**Input data**
##########
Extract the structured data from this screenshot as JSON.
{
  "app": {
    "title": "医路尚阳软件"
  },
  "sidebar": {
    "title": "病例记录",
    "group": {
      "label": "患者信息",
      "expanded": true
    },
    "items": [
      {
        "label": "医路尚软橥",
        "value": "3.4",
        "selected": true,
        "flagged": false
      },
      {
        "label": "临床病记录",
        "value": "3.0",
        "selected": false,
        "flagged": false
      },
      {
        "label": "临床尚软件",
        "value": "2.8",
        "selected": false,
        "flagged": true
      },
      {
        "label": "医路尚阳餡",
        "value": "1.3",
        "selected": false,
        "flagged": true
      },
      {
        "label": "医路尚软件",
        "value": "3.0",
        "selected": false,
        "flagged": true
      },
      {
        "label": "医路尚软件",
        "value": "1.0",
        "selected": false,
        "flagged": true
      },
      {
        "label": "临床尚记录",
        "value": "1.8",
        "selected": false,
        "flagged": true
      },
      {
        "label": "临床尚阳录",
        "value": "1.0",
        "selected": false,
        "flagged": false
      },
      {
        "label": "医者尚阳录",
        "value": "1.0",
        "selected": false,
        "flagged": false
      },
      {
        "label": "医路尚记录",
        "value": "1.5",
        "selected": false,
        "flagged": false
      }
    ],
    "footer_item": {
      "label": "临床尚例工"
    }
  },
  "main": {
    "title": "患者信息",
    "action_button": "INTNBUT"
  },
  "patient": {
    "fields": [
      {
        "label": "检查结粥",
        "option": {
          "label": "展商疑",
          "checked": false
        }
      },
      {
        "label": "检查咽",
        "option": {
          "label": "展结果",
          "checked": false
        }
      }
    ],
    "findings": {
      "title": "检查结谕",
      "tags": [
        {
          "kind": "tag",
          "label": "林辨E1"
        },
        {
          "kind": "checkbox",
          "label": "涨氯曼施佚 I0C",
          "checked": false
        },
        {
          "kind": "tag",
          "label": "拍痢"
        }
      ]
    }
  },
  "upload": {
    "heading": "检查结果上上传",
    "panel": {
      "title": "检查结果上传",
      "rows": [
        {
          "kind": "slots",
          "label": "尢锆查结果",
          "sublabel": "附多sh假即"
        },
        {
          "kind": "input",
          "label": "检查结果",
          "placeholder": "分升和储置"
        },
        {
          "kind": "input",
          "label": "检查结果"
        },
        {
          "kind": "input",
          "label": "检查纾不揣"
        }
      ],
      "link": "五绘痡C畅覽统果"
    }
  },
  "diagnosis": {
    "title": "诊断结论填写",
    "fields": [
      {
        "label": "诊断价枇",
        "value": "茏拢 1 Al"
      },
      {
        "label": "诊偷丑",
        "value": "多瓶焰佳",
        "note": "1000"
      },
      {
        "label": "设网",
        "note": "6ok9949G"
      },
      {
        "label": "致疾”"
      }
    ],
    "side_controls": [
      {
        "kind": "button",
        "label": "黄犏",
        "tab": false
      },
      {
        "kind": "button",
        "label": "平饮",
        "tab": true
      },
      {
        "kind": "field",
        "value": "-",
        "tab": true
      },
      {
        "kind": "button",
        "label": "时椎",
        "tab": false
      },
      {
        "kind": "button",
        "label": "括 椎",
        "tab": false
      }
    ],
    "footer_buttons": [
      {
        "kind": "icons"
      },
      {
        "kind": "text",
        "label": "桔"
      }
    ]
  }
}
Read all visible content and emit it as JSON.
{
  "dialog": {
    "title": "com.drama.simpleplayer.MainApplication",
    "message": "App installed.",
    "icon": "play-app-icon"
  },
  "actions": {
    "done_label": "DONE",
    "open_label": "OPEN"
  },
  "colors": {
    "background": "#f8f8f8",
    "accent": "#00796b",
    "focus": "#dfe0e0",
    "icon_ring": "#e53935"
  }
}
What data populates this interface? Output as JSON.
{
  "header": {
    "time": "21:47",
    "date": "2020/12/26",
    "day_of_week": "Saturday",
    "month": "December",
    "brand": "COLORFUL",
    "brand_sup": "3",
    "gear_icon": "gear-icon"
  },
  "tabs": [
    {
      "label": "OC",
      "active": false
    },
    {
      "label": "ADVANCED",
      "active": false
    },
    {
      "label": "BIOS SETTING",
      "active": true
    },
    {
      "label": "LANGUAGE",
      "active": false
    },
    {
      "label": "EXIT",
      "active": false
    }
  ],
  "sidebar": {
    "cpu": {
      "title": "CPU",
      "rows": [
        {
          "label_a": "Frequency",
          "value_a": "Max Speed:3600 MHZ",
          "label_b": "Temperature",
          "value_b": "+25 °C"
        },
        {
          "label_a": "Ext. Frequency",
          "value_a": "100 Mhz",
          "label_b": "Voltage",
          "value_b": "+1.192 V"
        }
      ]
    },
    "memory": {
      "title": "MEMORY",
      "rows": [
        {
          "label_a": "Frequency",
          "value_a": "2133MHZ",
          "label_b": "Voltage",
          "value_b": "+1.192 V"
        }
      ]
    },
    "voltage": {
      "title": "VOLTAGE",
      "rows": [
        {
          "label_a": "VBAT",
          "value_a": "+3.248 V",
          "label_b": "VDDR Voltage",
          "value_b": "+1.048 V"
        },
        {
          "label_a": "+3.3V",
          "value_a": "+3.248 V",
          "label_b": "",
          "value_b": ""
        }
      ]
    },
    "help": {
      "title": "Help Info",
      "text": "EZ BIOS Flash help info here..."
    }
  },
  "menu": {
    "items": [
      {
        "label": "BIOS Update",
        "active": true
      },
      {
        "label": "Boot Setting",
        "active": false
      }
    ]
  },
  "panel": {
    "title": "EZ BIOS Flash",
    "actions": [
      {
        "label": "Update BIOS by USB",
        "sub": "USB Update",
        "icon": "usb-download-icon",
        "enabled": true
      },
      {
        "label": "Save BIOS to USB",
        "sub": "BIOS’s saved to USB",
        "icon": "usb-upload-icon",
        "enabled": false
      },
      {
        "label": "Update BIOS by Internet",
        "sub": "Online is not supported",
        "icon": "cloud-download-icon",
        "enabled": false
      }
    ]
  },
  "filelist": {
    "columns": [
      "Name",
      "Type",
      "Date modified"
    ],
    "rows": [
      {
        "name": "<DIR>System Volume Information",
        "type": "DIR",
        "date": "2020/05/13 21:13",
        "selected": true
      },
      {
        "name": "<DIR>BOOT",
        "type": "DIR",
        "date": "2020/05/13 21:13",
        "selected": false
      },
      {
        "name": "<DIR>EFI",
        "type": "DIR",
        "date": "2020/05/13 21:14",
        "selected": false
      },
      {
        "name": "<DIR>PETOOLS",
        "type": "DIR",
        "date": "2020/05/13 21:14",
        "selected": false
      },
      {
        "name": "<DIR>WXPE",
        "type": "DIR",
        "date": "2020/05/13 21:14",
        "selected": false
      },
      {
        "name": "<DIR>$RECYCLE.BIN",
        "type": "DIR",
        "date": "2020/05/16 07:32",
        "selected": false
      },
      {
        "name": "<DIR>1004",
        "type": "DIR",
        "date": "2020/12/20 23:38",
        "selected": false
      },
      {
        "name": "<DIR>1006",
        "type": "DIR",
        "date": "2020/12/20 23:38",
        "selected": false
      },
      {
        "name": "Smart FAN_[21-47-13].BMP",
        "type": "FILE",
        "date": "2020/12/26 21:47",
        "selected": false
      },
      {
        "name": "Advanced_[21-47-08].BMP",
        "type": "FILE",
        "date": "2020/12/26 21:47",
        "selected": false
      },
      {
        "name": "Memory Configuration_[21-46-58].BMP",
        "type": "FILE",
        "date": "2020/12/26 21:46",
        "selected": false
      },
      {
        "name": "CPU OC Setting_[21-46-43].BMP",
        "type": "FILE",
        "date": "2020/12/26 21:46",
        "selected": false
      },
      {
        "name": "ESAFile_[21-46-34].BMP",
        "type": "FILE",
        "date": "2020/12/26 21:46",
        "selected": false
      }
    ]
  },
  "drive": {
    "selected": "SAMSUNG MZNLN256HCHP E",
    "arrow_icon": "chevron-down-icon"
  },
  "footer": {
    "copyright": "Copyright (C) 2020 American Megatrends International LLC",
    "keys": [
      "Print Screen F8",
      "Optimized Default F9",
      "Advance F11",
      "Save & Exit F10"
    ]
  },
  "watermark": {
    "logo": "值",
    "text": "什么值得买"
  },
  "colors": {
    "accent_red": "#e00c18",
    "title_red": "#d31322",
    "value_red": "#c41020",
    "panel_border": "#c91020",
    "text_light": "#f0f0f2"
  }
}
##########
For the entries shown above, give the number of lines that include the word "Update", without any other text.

4